» Work instructions
Whenever the string "title" turns up in a line below, that line should be copied.

(Beginning of Available records)

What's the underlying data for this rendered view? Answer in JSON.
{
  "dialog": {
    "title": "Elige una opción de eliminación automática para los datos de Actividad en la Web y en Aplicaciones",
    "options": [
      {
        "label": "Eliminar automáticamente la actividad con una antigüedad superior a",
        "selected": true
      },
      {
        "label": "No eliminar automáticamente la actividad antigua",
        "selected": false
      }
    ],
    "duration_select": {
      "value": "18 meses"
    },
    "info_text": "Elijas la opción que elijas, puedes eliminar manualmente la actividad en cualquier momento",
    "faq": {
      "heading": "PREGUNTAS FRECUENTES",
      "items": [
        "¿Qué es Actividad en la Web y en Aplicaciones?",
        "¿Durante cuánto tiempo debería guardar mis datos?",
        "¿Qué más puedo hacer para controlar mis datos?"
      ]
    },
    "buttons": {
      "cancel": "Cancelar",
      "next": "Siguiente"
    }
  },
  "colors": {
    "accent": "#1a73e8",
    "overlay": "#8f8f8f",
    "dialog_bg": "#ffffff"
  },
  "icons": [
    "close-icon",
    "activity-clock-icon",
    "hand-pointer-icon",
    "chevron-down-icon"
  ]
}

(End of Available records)
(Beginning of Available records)

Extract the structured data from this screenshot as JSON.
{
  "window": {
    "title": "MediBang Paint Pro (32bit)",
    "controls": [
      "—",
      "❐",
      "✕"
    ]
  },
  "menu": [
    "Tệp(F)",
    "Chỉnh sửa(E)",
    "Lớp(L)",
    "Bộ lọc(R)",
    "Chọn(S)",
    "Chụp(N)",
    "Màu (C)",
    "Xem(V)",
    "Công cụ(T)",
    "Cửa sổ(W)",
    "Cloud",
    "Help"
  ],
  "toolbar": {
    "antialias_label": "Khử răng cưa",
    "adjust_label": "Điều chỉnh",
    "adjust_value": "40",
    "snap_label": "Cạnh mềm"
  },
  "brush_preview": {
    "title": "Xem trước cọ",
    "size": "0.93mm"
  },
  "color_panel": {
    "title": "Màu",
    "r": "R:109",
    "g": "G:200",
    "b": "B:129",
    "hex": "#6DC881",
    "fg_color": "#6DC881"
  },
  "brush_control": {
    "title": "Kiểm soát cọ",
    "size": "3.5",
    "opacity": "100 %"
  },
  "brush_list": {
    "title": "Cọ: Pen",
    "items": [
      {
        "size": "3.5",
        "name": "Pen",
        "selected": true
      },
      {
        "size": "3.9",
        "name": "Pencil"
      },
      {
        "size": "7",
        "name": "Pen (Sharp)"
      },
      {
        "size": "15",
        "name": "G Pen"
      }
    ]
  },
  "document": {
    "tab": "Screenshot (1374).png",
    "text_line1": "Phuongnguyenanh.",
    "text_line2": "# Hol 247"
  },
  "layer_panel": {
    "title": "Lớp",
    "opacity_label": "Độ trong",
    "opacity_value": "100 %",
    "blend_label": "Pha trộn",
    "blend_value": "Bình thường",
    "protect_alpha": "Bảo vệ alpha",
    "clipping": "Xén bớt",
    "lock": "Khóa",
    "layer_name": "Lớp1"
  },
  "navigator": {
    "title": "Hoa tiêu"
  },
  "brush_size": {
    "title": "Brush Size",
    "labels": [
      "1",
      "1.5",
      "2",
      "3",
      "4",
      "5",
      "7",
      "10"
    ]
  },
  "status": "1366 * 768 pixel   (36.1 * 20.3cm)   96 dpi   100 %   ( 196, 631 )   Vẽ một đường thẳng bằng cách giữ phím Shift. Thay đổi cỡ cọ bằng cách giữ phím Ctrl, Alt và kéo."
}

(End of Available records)
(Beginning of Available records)

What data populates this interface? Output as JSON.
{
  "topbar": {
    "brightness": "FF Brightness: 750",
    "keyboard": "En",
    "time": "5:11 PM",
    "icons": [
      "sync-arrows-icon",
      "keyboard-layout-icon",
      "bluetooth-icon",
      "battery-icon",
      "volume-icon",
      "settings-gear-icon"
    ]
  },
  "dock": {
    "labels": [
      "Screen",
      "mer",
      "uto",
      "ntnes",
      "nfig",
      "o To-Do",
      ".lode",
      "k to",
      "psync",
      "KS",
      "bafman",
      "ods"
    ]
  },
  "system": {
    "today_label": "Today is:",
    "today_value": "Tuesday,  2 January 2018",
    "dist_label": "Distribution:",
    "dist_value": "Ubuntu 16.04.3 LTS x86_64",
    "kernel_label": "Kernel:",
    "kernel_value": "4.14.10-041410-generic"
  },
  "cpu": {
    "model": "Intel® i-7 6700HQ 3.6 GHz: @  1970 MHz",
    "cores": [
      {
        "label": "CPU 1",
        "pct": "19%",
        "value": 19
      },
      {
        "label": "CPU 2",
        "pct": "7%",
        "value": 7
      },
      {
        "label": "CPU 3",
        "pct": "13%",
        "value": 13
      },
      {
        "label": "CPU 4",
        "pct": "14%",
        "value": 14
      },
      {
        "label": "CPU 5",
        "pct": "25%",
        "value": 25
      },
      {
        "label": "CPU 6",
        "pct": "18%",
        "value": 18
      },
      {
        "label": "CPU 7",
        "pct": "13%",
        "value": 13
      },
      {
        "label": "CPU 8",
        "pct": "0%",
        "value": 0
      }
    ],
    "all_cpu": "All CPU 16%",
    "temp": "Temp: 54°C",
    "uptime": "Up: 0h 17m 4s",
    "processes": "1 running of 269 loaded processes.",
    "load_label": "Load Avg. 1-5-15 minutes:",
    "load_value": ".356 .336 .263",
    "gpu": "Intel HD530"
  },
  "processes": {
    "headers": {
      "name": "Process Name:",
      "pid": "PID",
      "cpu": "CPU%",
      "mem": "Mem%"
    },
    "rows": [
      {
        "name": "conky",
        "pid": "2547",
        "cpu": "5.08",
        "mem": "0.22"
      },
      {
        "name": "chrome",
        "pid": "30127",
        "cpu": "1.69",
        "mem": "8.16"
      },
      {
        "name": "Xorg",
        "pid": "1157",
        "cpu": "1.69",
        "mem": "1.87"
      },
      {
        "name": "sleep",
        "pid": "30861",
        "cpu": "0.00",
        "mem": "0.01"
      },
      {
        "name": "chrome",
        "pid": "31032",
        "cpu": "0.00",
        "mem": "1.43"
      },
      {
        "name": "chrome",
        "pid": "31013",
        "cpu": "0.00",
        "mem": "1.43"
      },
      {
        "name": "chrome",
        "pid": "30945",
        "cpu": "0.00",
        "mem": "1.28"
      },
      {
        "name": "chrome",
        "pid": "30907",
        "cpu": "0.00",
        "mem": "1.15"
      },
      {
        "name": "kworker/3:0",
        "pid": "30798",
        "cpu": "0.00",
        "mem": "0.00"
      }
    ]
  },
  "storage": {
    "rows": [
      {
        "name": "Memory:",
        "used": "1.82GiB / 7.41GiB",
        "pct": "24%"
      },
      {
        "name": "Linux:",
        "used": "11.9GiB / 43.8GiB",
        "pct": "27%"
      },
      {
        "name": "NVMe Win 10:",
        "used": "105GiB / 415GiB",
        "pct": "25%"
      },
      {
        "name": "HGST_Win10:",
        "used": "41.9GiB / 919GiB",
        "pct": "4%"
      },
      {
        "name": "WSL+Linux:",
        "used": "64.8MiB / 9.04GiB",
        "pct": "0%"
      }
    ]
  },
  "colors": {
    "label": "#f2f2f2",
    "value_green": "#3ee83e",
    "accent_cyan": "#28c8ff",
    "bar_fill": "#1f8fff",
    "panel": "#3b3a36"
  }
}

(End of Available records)

» The answer
    "title": "Elige una opción de eliminación automática para los datos de Actividad en la Web y en Aplicaciones",
    "title": "MediBang Paint Pro (32bit)",
    "title": "Xem trước cọ",
    "title": "Màu",
    "title": "Kiểm soát cọ",
    "title": "Cọ: Pen",
    "title": "Lớp",
    "title": "Hoa tiêu"
    "title": "Brush Size",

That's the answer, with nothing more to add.